A new venue for contemporary open-air sculpture has debuted within the grounds of Mellerstain House in Berwickshire, Scotland, with the first exhibition featuring striking artwork that disrupts and interacts with the environment and structures already in place.
Started in 1725 by Scottish architect William Adam and completed in 1778 by his son Robert, Mellerstain house is noted as one of Scotland’s great Georgian stately houses. Standing in parkland that features a playground, a coffee shop, rose gardens, an ornamental lake and holiday cottages, Mellerstain has proven to be a popular attraction with visitors. The sculpture park is the latest addition to the offerings, having opened this month.

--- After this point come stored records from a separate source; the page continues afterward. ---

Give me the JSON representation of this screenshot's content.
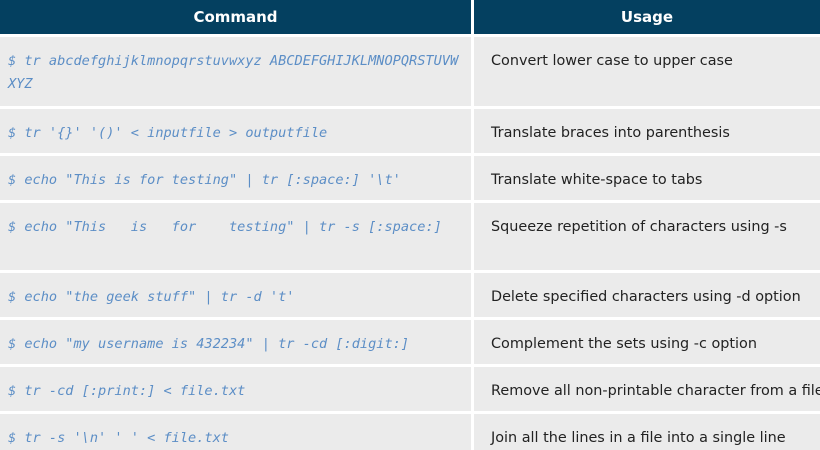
{
  "table": {
    "headers": {
      "command": "Command",
      "usage": "Usage"
    },
    "rows": [
      {
        "command": "$ tr abcdefghijklmnopqrstuvwxyz ABCDEFGHIJKLMNOPQRSTUVWXYZ",
        "usage": "Convert lower case to upper case"
      },
      {
        "command": "$ tr '{}' '()' < inputfile > outputfile",
        "usage": "Translate braces into parenthesis"
      },
      {
        "command": "$ echo \"This is for testing\" | tr [:space:] '\\t'",
        "usage": "Translate white-space to tabs"
      },
      {
        "command": "$ echo \"This   is   for    testing\" | tr -s [:space:]",
        "usage": "Squeeze repetition of characters using -s"
      },
      {
        "command": "$ echo \"the geek stuff\" | tr -d 't'",
        "usage": "Delete specified characters using -d option"
      },
      {
        "command": "$ echo \"my username is 432234\" | tr -cd [:digit:]",
        "usage": "Complement the sets using -c option"
      },
      {
        "command": "$ tr -cd [:print:] < file.txt",
        "usage": "Remove all non-printable character from a file"
      },
      {
        "command": "$ tr -s '\\n' ' ' < file.txt",
        "usage": "Join all the lines in a file into a single line"
      }
    ]
  },
  "colors": {
    "header_bg": "#044060",
    "row_bg": "#ebebeb",
    "command_text": "#5c8ec6",
    "usage_text": "#222222"
  }
}
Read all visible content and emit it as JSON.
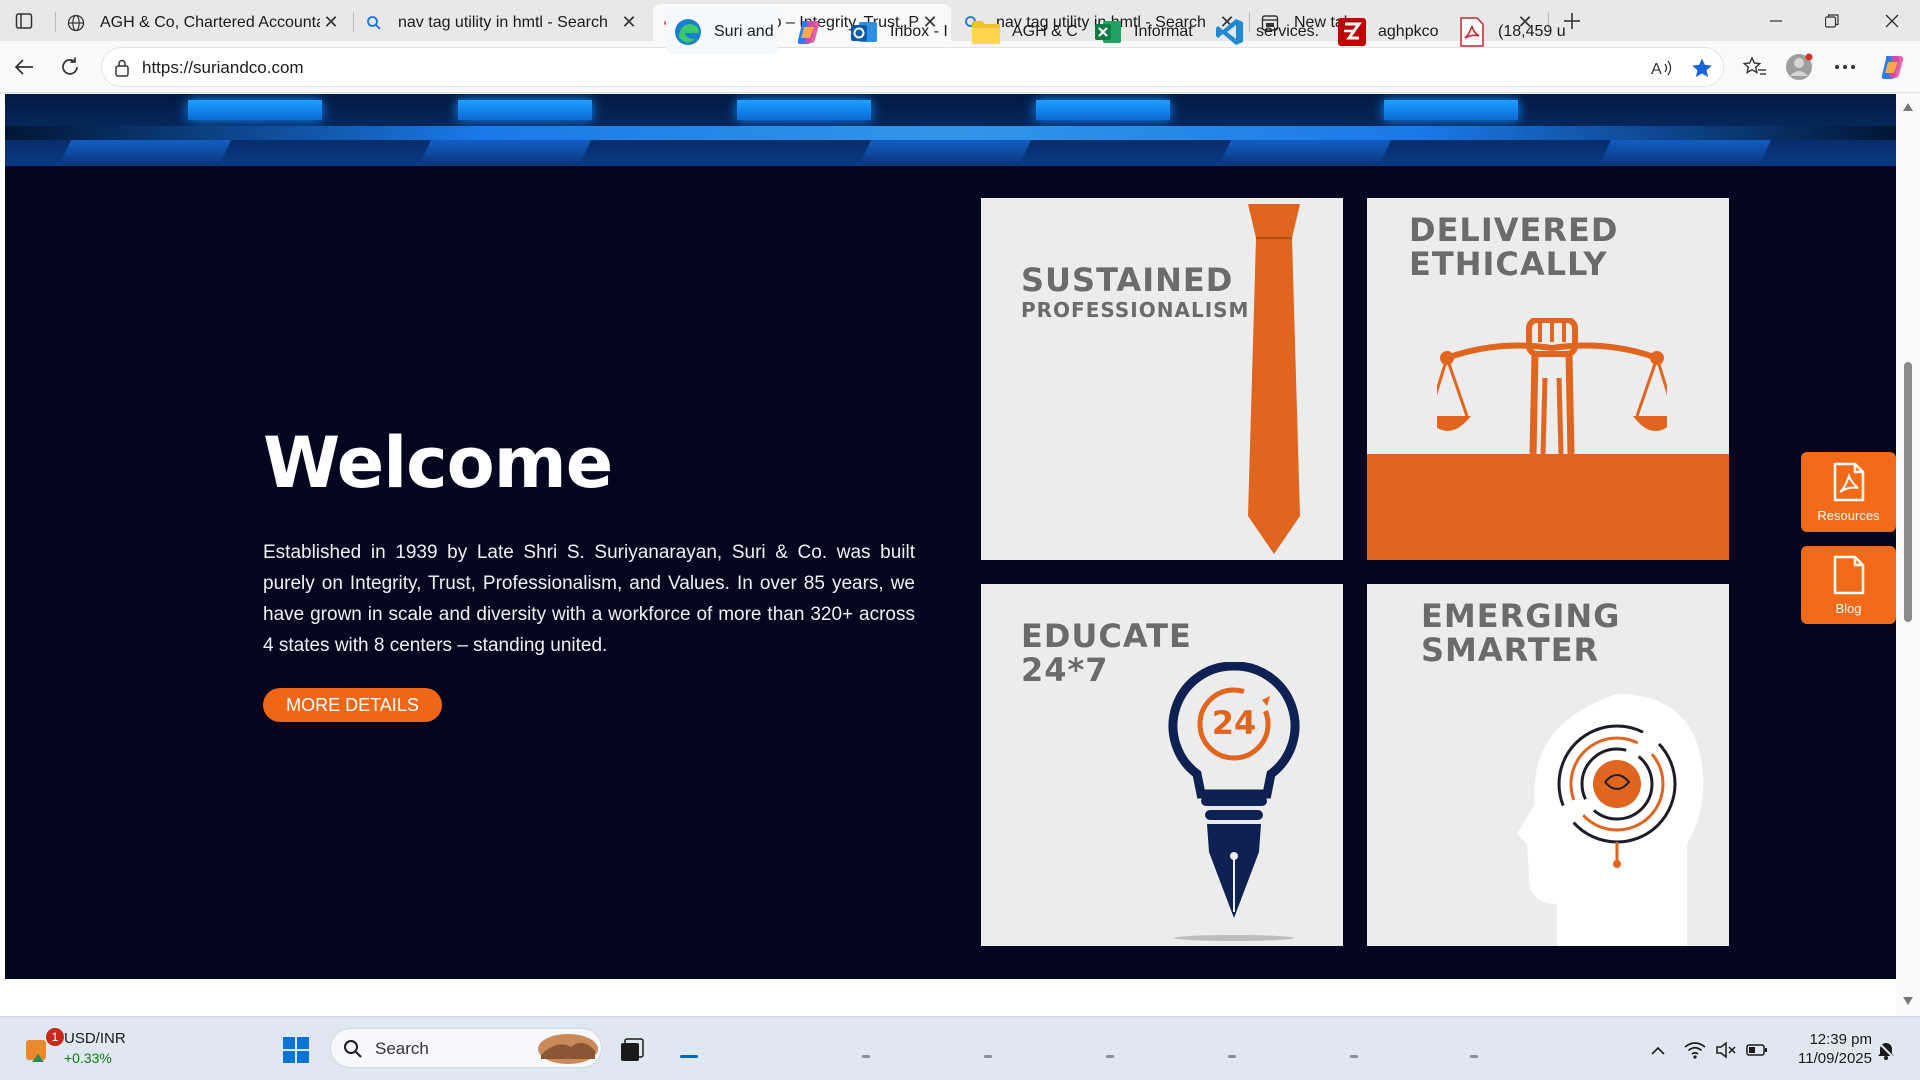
{
  "browser": {
    "tabs": [
      {
        "label": "AGH & Co, Chartered Accountants",
        "icon": "globe-icon"
      },
      {
        "label": "nav tag utility in hmtl - Search",
        "icon": "search-icon"
      },
      {
        "label": "Suri and Co – Integrity, Trust, Professionalism",
        "icon": "site-favicon"
      },
      {
        "label": "nav tag utility in hmtl - Search",
        "icon": "search-icon"
      },
      {
        "label": "New tab",
        "icon": "newtab-icon"
      }
    ],
    "url": "https://suriandco.com"
  },
  "page": {
    "welcome_heading": "Welcome",
    "intro_text": "Established in 1939 by Late Shri S. Suriyanarayan, Suri & Co. was built purely on Integrity, Trust, Professionalism, and Values. In over 85 years, we have grown in scale and diversity with a workforce of more than 320+ across 4 states with 8 centers –  standing united.",
    "more_details_label": "MORE DETAILS",
    "cards": [
      {
        "title_line1": "SUSTAINED",
        "title_line2": "PROFESSIONALISM"
      },
      {
        "title_line1": "DELIVERED",
        "title_line2": "ETHICALLY"
      },
      {
        "title_line1": "EDUCATE",
        "title_line2": "24*7",
        "badge": "24"
      },
      {
        "title_line1": "EMERGING",
        "title_line2": "SMARTER"
      }
    ],
    "side_buttons": [
      {
        "label": "Resources"
      },
      {
        "label": "Blog"
      }
    ],
    "accent_color": "#ee6616",
    "background_color": "#04051f"
  },
  "taskbar": {
    "widget_title": "USD/INR",
    "widget_change": "+0.33%",
    "widget_badge": "1",
    "search_placeholder": "Search",
    "apps": [
      {
        "label": "Suri and",
        "icon": "edge-icon"
      },
      {
        "label": "",
        "icon": "copilot-icon"
      },
      {
        "label": "Inbox - I",
        "icon": "outlook-icon"
      },
      {
        "label": "AGH & C",
        "icon": "folder-icon"
      },
      {
        "label": "Informat",
        "icon": "excel-icon"
      },
      {
        "label": "services.",
        "icon": "vscode-icon"
      },
      {
        "label": "aghpkco",
        "icon": "filezilla-icon"
      },
      {
        "label": "(18,459 u",
        "icon": "pdf-icon"
      }
    ],
    "time": "12:39 pm",
    "date": "11/09/2025"
  }
}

The launch of the Borders Sculpture Park on the grounds was marked by an exhibition called XXX, featuring three pieces by Steve Messam that were inspired by the history of the house itself. Redesigned in the 1920s, the gardens were made to house marble statues in a style similar to Versailles. However, due to the cost, the use of the marble was never realised, something that Steve tried to remedy with his new installations.
“The pieces on one level recall the marble the garden was designed for – with vast forms of pure white. The shapes are drawn from the buildings and lake and are seen as extensions of the architectural forms rather than sculptures with a building. The spheres on the lake, for example, become one with it in the way, they work with the changing light and animate the vista with their constant movement,” Steve told Lonely Planet Travel News.
The project sees the former gatehouse on the grounds being transformed with a pneumatic installation that fills the void of the building. The upper surface of it mimics the pitched roof design and contains 22 extended peaks that rise to around 3 metres above the building. The ruins of the former laundry building are also transformed with a sculpture that fills the body of the tower, while the lake at the foot of the lawn sees a collection of pure white spheres floating on the surface of the water. The balls range from one to four metres in diameter, bringing a sense of scale to the landscape.
“Creating temporary artwork in the landscape is always a challenge and creating something that has to look great every day for nearly three months is a particular challenge. However, the best is yet to come. As a grand finale, the three pieces will be lit from inside under a full moon for a one night only nocturnal garden experience on 9 September,” Steve said.
XXX is open until September, with more information on visiting the Borders Sculpture Park available at the official website.